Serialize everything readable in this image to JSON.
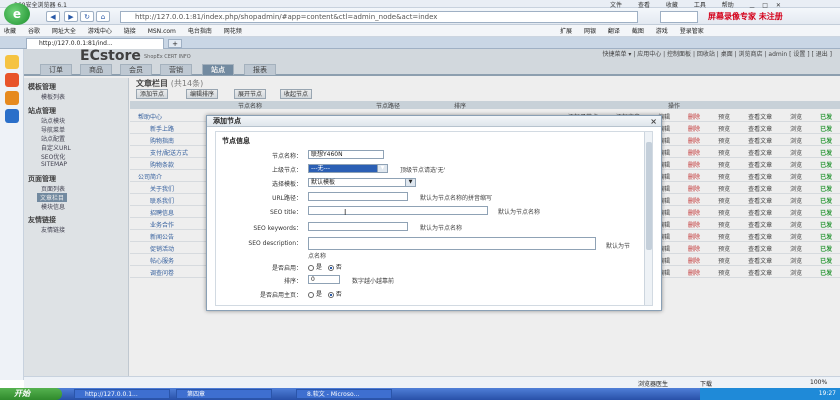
{
  "browser": {
    "title": "360安全浏览器 6.1",
    "menu": [
      "文件",
      "查看",
      "收藏",
      "工具",
      "帮助"
    ],
    "url": "http://127.0.0.1:81/index.php/shopadmin/#app=content&ctl=admin_node&act=index",
    "recorder_text": "屏幕录像专家 未注册",
    "favorites": [
      "收藏",
      "谷歌",
      "网址大全",
      "游戏中心",
      "链接",
      "MSN.com",
      "电台指南",
      "网花频"
    ],
    "fav_right": [
      "扩展",
      "网银",
      "翻译",
      "截图",
      "游戏",
      "登录管家"
    ],
    "tab_title": "http://127.0.0.1:81/ind...",
    "tab_add": "+"
  },
  "ecstore": {
    "logo": "ECstore",
    "subtitle": "ShopEx CERT INFO",
    "toplinks": "快捷菜单 ▾ | 应用中心 | 控制面板 | 回收站 | 桌面 | 浏览商店 | admin [ 设置 ] [ 退出 ]",
    "tabs": [
      "订单",
      "商品",
      "会员",
      "营销",
      "站点",
      "报表"
    ],
    "active_tab": 4
  },
  "sidebar": {
    "groups": [
      {
        "title": "模板管理",
        "items": [
          "模板列表"
        ]
      },
      {
        "title": "站点管理",
        "items": [
          "站点模块",
          "导航菜单",
          "站点配置",
          "自定义URL",
          "SEO优化",
          "SITEMAP"
        ]
      },
      {
        "title": "页面管理",
        "items": [
          "页面列表",
          "文章栏目",
          "模块信息"
        ]
      },
      {
        "title": "友情链接",
        "items": [
          "友情链接"
        ]
      }
    ],
    "selected": "文章栏目"
  },
  "content": {
    "heading": "文章栏目",
    "count": "(共14条)",
    "toolbar": [
      "添加节点",
      "编辑排序",
      "展开节点",
      "收起节点"
    ],
    "columns": [
      "节点名称",
      "节点路径",
      "排序",
      "操作"
    ],
    "rows": [
      "帮助中心",
      "新手上路",
      "购物指南",
      "支付/配送方式",
      "购物条款",
      "公司简介",
      "关于我们",
      "联系我们",
      "招聘信息",
      "业务合作",
      "新闻公告",
      "促销活动",
      "帖心服务",
      "调查问卷"
    ],
    "actions": [
      "添加子节点",
      "添加文章",
      "编辑",
      "删除",
      "预览",
      "查看文章",
      "浏览",
      "已发"
    ]
  },
  "dialog": {
    "title": "添加节点",
    "section": "节点信息",
    "fields": {
      "name_label": "节点名称：",
      "name_value": "联想Y460N",
      "parent_label": "上级节点：",
      "parent_value": "---无---",
      "parent_hint": "顶级节点请选'无'",
      "template_label": "选择模板：",
      "template_value": "默认模板",
      "url_label": "URL路径：",
      "url_hint": "默认为节点名称的拼音缩写",
      "seo_title_label": "SEO title：",
      "seo_title_hint": "默认为节点名称",
      "seo_keywords_label": "SEO keywords：",
      "seo_keywords_hint": "默认为节点名称",
      "seo_desc_label": "SEO description：",
      "seo_desc_hint1": "默认为节",
      "seo_desc_hint2": "点名称",
      "enabled_label": "是否启用：",
      "yes": "是",
      "no": "否",
      "order_label": "排序：",
      "order_value": "0",
      "order_hint": "数字越小越靠前",
      "homepage_label": "是否启用主页："
    },
    "close": "×"
  },
  "status": {
    "left": "浏览器医生",
    "download": "下载",
    "zoom": "100%"
  },
  "taskbar": {
    "start": "开始",
    "tasks": [
      "http://127.0.0.1...",
      "第四章",
      "8.软文 - Microso..."
    ],
    "clock": "19:27"
  }
}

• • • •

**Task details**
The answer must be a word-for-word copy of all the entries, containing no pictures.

**Answer**
Serialize everything readable in this image to JSON.
{
  "browser": {
    "title": "360安全浏览器 6.1",
    "menu": [
      "文件",
      "查看",
      "收藏",
      "工具",
      "帮助"
    ],
    "url": "http://127.0.0.1:81/index.php/shopadmin/#app=content&ctl=admin_node&act=index",
    "recorder_text": "屏幕录像专家 未注册",
    "favorites": [
      "收藏",
      "谷歌",
      "网址大全",
      "游戏中心",
      "链接",
      "MSN.com",
      "电台指南",
      "网花频"
    ],
    "fav_right": [
      "扩展",
      "网银",
      "翻译",
      "截图",
      "游戏",
      "登录管家"
    ],
    "tab_title": "http://127.0.0.1:81/ind...",
    "tab_add": "+"
  },
  "ecstore": {
    "logo": "ECstore",
    "subtitle": "ShopEx CERT INFO",
    "toplinks": "快捷菜单 ▾ | 应用中心 | 控制面板 | 回收站 | 桌面 | 浏览商店 | admin [ 设置 ] [ 退出 ]",
    "tabs": [
      "订单",
      "商品",
      "会员",
      "营销",
      "站点",
      "报表"
    ],
    "active_tab": 4
  },
  "sidebar": {
    "groups": [
      {
        "title": "模板管理",
        "items": [
          "模板列表"
        ]
      },
      {
        "title": "站点管理",
        "items": [
          "站点模块",
          "导航菜单",
          "站点配置",
          "自定义URL",
          "SEO优化",
          "SITEMAP"
        ]
      },
      {
        "title": "页面管理",
        "items": [
          "页面列表",
          "文章栏目",
          "模块信息"
        ]
      },
      {
        "title": "友情链接",
        "items": [
          "友情链接"
        ]
      }
    ],
    "selected": "文章栏目"
  },
  "content": {
    "heading": "文章栏目",
    "count": "(共14条)",
    "toolbar": [
      "添加节点",
      "编辑排序",
      "展开节点",
      "收起节点"
    ],
    "columns": [
      "节点名称",
      "节点路径",
      "排序",
      "操作"
    ],
    "rows": [
      "帮助中心",
      "新手上路",
      "购物指南",
      "支付/配送方式",
      "购物条款",
      "公司简介",
      "关于我们",
      "联系我们",
      "招聘信息",
      "业务合作",
      "新闻公告",
      "促销活动",
      "帖心服务",
      "调查问卷"
    ],
    "actions": [
      "添加子节点",
      "添加文章",
      "编辑",
      "删除",
      "预览",
      "查看文章",
      "浏览",
      "已发"
    ]
  },
  "dialog": {
    "title": "添加节点",
    "section": "节点信息",
    "fields": {
      "name_label": "节点名称：",
      "name_value": "联想Y460N",
      "parent_label": "上级节点：",
      "parent_value": "---无---",
      "parent_hint": "顶级节点请选'无'",
      "template_label": "选择模板：",
      "template_value": "默认模板",
      "url_label": "URL路径：",
      "url_hint": "默认为节点名称的拼音缩写",
      "seo_title_label": "SEO title：",
      "seo_title_hint": "默认为节点名称",
      "seo_keywords_label": "SEO keywords：",
      "seo_keywords_hint": "默认为节点名称",
      "seo_desc_label": "SEO description：",
      "seo_desc_hint1": "默认为节",
      "seo_desc_hint2": "点名称",
      "enabled_label": "是否启用：",
      "yes": "是",
      "no": "否",
      "order_label": "排序：",
      "order_value": "0",
      "order_hint": "数字越小越靠前",
      "homepage_label": "是否启用主页："
    },
    "close": "×"
  },
  "status": {
    "left": "浏览器医生",
    "download": "下载",
    "zoom": "100%"
  },
  "taskbar": {
    "start": "开始",
    "tasks": [
      "http://127.0.0.1...",
      "第四章",
      "8.软文 - Microso..."
    ],
    "clock": "19:27"
  }
}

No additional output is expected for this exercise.